2. The United Nations Convention on the Rights of the Child -CRC (30 years).  This year 2019 marks 30 years since UN member states ratified the Rights of the Child Convention. While many nations/states ratified the convention, their accountability –reporting back has been on a voluntary basis.  It is also evident that some of the religious communities still have ongoing questions and doubts regarding aspects of the convention. The WCC Child friendly Churches program in partnership with UNICEF on a pilot basis is a way to lift up the place of children in our communities and churches. Perhaps we need to establish how our governments and churches are performing in regard to the rights and place of children. Some of us attending the CWME meeting in Finland, had a chance to worship at the Orthodox Church in Helsinki and in this church; there was space for children to participate. There was a place in the church where they could draw, children could walk around in an orderly manner. It was a reminder that we do not need extraordinary activities for children to participate and to be heard. The question is: How should we as WCC mark the 30 years of CRC if at all?  In many places children can be considered as the “margins” within the margins of the church and community. Their presence is neither felt nor is their voice heard

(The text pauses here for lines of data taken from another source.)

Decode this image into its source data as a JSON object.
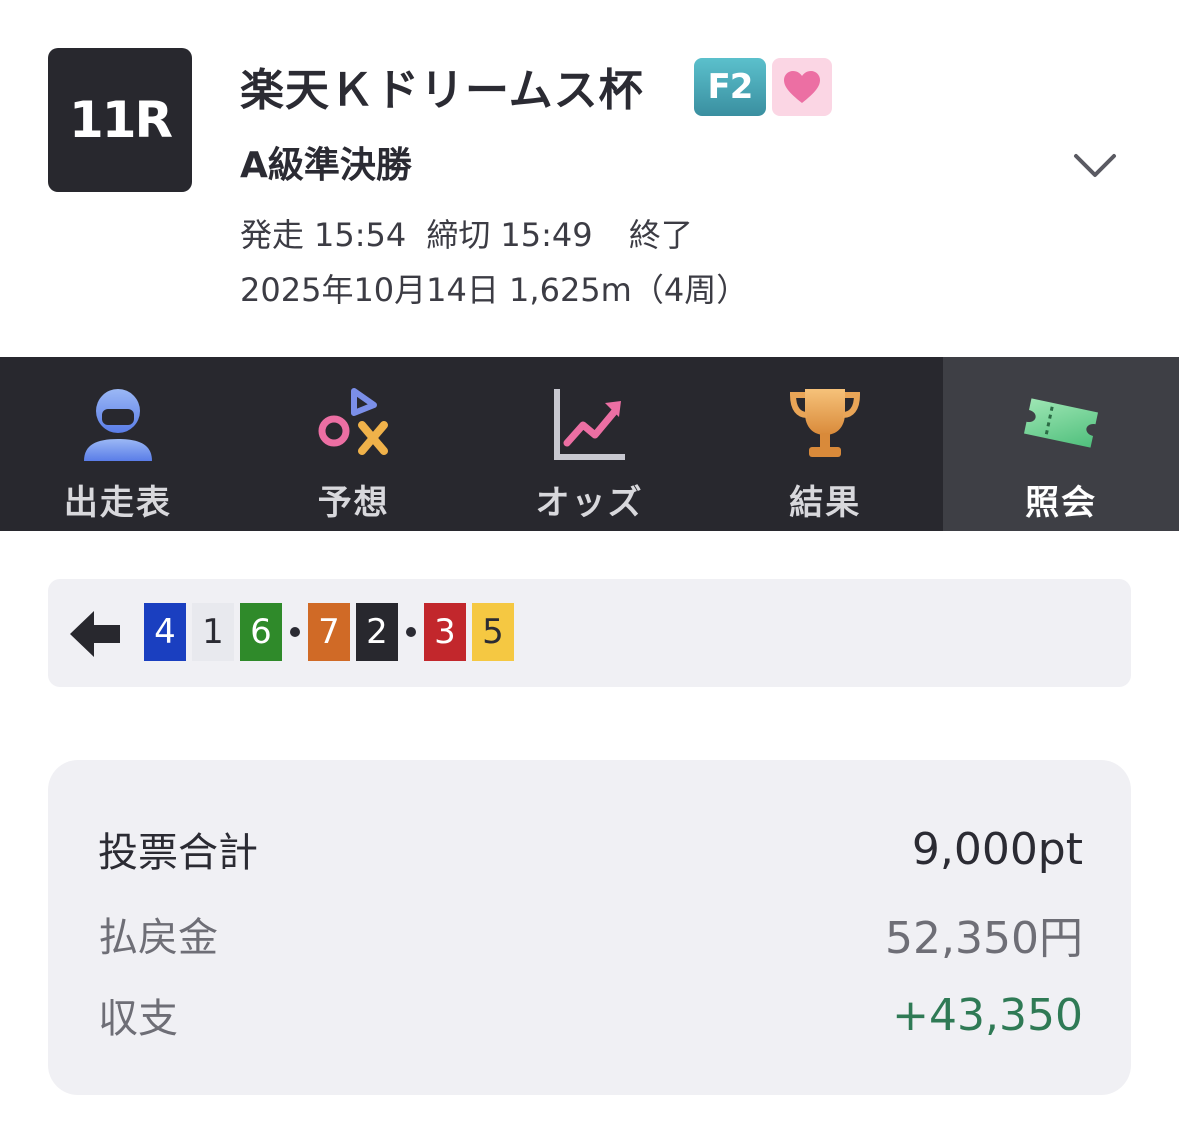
{
  "race": {
    "number": "11R",
    "title": "楽天Ｋドリームス杯",
    "grade": "F2",
    "subtitle": "A級準決勝",
    "start_label": "発走",
    "start_time": "15:54",
    "close_label": "締切",
    "close_time": "15:49",
    "status": "終了",
    "date_distance": "2025年10月14日 1,625m（4周）"
  },
  "tabs": [
    {
      "label": "出走表",
      "icon": "rider-icon"
    },
    {
      "label": "予想",
      "icon": "prediction-symbols-icon"
    },
    {
      "label": "オッズ",
      "icon": "odds-chart-icon"
    },
    {
      "label": "結果",
      "icon": "trophy-icon"
    },
    {
      "label": "照会",
      "icon": "ticket-icon",
      "active": true
    }
  ],
  "combination": {
    "numbers": [
      {
        "n": "4",
        "bg": "#1a3fc0",
        "fg": "#ffffff"
      },
      {
        "n": "1",
        "bg": "#e8e9ee",
        "fg": "#2b2b33"
      },
      {
        "n": "6",
        "bg": "#2f8a2a",
        "fg": "#ffffff"
      },
      {
        "n": "7",
        "bg": "#d06a26",
        "fg": "#ffffff"
      },
      {
        "n": "2",
        "bg": "#28282e",
        "fg": "#ffffff"
      },
      {
        "n": "3",
        "bg": "#c2272c",
        "fg": "#ffffff"
      },
      {
        "n": "5",
        "bg": "#f5c842",
        "fg": "#2b2b33"
      }
    ]
  },
  "summary": {
    "total_label": "投票合計",
    "total_value": "9,000pt",
    "payout_label": "払戻金",
    "payout_value": "52,350円",
    "balance_label": "収支",
    "balance_value": "+43,350"
  },
  "colors": {
    "dark": "#28282e",
    "active_tab": "#3e3f45",
    "panel": "#f0f0f4",
    "profit": "#2f7a55"
  }
}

3. Intersectionality of the WCC three pillars – The identity and foundation of WCC rests on three pillars or African cooking stones. These are Faith and Order, Mission and Evangelism and Justice and Peace (Life and Work).  Unfortunately the history of these streams is characterized by a perception that one or the other stream is favored at the expense of the others. We need to recall that the council has come a long way in addressing such perceptions but unfortunately they persist. There was a time in the life of the WCC some programs were so powerful and lived their own lives in silos. How can we ensure that the process started by the commission leadership attending each other’s meetings and sharing information continues and respective areas of convergence between the three streams are highlighted as individual commissions make their valuable contributions to the wider ecumenical movement? There is a saying that: “Never be a prisoner of your past. It was just a lesson, not a life sentence”. How can we overcome this in our work and interaction?

4. Assembly Theme and preparation I have been closely accompanied by the South Sudan Council of Churches (SSCC) - As we reflect and prepare for the assembly, we need to discern how we might bring to the surface the pilgrimage of churches and communities towards overcoming institutionalization of negative ethnicity, xenophobia, hatred, racism.  I am reminded of the campaign by the SSCC in 2018-2019 on “the Power to Forgive” stemming from the Power of Love.

5. Eco-Justice - “Only when the last tree has died and the last river has been poisoned and the last fish been caught will we realize we cannot eat money” Cree Indian Proverb. The urgency of climate change is at the doorsteps of the church. During the launch of the Road map, it became evident that churches and communities can become “green churches” by doing simple but important and life changing actions as illustrated by the church in South India.  As WCC governing bodies we called to live out our policy statements, for example, ensuring a “Blue Community” approach. Perhaps an area we need to revisit is travel. Let us walk the talk.

 

God bless